* What needs to be done:
Return every entry exactly, except for any pictures.

■ ■ ■ ■

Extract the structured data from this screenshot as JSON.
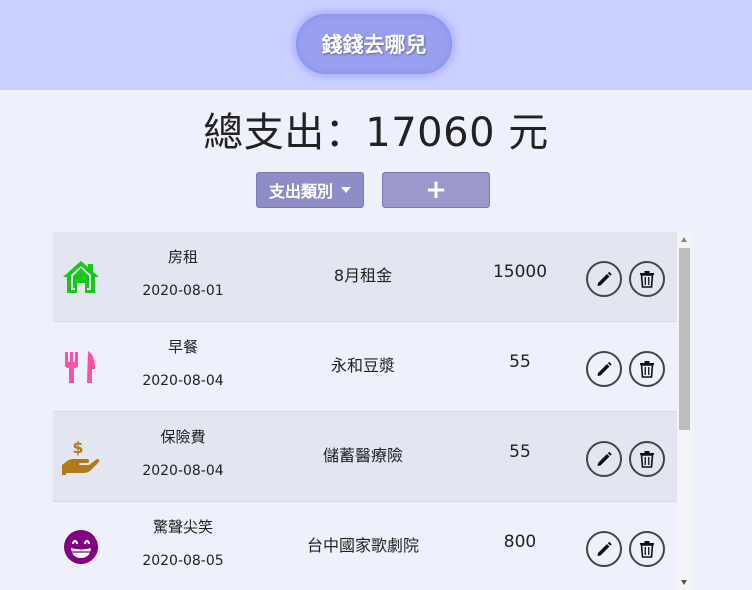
{
  "app": {
    "title": "錢錢去哪兒"
  },
  "summary": {
    "total_label": "總支出：",
    "total_value": "17060",
    "currency": " 元"
  },
  "controls": {
    "category_button": "支出類別",
    "add_button": "+"
  },
  "expenses": [
    {
      "icon": "home-icon",
      "icon_color": "#17c917",
      "name": "房租",
      "date": "2020-08-01",
      "description": "8月租金",
      "amount": "15000"
    },
    {
      "icon": "utensils-icon",
      "icon_color": "#ff4fa6",
      "name": "早餐",
      "date": "2020-08-04",
      "description": "永和豆漿",
      "amount": "55"
    },
    {
      "icon": "hand-money-icon",
      "icon_color": "#b07a16",
      "name": "保險費",
      "date": "2020-08-04",
      "description": "儲蓄醫療險",
      "amount": "55"
    },
    {
      "icon": "grin-face-icon",
      "icon_color": "#800080",
      "name": "驚聲尖笑",
      "date": "2020-08-05",
      "description": "台中國家歌劇院",
      "amount": "800"
    }
  ],
  "colors": {
    "header_bg": "#ccd0ff",
    "page_bg": "#eef0fb",
    "button_bg": "#8f8dc7"
  }
}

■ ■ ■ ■

* Expected output:
Extract the structured data from this screenshot as JSON.
{
  "app": {
    "title": "錢錢去哪兒"
  },
  "summary": {
    "total_label": "總支出：",
    "total_value": "17060",
    "currency": " 元"
  },
  "controls": {
    "category_button": "支出類別",
    "add_button": "+"
  },
  "expenses": [
    {
      "icon": "home-icon",
      "icon_color": "#17c917",
      "name": "房租",
      "date": "2020-08-01",
      "description": "8月租金",
      "amount": "15000"
    },
    {
      "icon": "utensils-icon",
      "icon_color": "#ff4fa6",
      "name": "早餐",
      "date": "2020-08-04",
      "description": "永和豆漿",
      "amount": "55"
    },
    {
      "icon": "hand-money-icon",
      "icon_color": "#b07a16",
      "name": "保險費",
      "date": "2020-08-04",
      "description": "儲蓄醫療險",
      "amount": "55"
    },
    {
      "icon": "grin-face-icon",
      "icon_color": "#800080",
      "name": "驚聲尖笑",
      "date": "2020-08-05",
      "description": "台中國家歌劇院",
      "amount": "800"
    }
  ],
  "colors": {
    "header_bg": "#ccd0ff",
    "page_bg": "#eef0fb",
    "button_bg": "#8f8dc7"
  }
}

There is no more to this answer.